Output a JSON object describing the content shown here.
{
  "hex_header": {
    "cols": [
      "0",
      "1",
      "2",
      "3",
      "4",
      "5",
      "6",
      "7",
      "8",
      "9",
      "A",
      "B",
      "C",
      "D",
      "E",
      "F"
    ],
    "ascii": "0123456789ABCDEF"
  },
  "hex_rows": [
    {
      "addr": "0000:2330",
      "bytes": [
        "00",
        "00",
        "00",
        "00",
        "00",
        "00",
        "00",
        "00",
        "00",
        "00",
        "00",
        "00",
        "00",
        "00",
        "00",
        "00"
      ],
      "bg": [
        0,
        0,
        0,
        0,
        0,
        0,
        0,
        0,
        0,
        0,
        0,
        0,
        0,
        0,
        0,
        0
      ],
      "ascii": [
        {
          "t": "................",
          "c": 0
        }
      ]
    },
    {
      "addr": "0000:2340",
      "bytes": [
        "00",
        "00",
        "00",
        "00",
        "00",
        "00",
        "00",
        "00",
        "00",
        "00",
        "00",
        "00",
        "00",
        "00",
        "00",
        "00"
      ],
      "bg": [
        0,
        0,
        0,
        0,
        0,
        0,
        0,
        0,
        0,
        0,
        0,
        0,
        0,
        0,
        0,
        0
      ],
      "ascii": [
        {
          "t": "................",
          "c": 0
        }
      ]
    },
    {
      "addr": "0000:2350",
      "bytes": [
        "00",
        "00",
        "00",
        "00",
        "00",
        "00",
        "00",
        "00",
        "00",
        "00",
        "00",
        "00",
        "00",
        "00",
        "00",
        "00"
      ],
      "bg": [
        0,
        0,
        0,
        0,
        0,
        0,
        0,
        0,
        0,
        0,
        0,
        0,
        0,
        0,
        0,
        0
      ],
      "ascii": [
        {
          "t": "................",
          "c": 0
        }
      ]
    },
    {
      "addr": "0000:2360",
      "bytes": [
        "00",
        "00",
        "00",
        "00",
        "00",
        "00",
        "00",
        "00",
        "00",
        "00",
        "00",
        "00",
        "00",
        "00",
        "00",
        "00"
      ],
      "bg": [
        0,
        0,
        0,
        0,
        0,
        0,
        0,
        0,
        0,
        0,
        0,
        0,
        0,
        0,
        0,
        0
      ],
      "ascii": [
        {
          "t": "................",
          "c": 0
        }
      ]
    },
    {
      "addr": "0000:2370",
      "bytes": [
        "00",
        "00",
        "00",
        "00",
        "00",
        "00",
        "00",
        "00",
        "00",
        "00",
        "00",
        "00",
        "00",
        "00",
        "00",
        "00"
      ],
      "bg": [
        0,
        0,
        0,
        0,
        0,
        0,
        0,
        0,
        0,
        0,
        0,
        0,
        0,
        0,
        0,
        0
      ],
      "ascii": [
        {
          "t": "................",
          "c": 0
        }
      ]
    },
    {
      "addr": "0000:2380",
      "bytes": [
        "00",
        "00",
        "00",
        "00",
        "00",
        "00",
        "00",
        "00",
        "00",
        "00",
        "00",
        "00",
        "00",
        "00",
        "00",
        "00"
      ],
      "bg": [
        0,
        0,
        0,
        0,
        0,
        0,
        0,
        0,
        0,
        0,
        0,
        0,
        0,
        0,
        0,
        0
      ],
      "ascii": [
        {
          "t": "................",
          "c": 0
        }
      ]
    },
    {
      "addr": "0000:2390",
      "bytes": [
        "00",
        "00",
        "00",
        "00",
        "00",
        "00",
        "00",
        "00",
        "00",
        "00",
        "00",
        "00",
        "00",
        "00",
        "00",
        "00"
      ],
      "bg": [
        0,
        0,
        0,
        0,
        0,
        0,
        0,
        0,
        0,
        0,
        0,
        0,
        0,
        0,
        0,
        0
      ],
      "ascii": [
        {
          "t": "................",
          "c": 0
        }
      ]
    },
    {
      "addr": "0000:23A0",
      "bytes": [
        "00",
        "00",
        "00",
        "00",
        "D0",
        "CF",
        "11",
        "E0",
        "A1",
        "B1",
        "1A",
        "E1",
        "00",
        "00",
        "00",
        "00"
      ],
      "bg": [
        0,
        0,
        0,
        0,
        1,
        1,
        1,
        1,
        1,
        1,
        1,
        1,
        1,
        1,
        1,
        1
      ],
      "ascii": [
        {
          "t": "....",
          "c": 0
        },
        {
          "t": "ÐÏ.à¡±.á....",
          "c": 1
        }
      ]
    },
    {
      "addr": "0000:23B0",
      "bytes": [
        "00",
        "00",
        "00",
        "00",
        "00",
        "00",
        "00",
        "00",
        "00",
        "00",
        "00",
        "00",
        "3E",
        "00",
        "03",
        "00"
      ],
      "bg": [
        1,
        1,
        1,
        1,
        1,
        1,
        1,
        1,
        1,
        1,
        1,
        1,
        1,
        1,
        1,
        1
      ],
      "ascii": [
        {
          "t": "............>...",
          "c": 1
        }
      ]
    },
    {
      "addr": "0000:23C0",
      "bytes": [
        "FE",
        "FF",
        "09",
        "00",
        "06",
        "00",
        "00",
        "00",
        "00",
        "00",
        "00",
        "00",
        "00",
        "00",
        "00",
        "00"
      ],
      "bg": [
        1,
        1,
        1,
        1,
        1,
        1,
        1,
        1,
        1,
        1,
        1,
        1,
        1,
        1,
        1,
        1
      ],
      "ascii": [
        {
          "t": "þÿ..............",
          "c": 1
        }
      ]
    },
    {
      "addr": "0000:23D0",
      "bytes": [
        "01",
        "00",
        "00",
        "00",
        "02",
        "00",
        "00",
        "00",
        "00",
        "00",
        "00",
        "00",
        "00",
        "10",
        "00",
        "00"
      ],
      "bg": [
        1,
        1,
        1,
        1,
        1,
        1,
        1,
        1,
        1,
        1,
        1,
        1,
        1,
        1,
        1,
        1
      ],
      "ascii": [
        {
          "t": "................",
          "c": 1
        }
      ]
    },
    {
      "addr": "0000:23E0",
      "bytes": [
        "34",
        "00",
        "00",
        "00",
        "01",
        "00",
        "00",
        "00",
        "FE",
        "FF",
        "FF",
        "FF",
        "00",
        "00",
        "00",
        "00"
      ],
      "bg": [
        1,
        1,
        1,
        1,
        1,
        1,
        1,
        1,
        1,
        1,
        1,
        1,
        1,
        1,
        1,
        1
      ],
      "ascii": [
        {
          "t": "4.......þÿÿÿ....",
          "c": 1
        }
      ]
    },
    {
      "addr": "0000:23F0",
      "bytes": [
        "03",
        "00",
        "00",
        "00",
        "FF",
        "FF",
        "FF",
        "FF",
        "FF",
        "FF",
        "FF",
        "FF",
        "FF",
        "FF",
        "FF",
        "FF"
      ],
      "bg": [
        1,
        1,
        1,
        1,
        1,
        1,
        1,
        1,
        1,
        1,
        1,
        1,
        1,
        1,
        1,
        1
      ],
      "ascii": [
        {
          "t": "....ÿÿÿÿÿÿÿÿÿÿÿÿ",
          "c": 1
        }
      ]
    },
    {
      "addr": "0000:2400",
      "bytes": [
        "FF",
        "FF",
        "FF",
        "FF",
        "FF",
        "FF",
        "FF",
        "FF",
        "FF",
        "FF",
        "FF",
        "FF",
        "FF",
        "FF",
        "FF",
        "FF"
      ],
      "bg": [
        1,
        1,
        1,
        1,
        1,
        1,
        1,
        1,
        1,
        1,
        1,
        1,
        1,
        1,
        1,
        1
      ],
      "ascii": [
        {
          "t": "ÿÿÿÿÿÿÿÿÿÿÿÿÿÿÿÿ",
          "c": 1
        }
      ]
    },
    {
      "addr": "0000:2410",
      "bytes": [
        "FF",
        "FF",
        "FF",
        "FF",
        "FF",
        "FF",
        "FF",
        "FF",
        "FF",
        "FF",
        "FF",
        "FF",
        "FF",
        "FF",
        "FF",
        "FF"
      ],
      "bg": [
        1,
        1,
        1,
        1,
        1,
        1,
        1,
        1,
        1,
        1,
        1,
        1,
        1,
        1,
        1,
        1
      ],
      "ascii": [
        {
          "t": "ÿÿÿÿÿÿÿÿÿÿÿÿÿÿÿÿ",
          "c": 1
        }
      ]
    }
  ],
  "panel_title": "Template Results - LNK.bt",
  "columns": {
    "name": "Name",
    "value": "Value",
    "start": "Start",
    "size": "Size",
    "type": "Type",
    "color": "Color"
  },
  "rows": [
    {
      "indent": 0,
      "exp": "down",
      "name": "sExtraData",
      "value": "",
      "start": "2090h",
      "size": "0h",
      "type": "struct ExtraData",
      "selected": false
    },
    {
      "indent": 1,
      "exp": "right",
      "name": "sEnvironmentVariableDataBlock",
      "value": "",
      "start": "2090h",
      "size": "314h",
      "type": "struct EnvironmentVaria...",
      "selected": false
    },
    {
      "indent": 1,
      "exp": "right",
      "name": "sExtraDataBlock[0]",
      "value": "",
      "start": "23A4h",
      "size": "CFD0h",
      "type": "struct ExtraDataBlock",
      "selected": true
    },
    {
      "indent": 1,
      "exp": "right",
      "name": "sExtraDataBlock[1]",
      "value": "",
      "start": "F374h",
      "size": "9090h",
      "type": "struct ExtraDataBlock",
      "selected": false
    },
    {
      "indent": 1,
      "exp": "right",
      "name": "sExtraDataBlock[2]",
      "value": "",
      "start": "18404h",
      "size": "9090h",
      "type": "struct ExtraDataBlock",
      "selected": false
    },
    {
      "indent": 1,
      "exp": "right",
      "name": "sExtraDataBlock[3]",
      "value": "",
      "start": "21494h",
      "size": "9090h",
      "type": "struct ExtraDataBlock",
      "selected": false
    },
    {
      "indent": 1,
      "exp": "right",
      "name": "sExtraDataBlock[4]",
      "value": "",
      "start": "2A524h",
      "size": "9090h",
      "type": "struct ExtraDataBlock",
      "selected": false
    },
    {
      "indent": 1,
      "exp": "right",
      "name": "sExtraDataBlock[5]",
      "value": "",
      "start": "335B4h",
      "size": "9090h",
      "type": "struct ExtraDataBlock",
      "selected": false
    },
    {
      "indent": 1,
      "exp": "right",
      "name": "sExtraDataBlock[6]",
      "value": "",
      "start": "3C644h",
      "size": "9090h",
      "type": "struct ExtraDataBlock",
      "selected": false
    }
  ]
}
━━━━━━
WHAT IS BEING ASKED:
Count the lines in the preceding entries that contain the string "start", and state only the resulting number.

YOUR SOLUTION:
10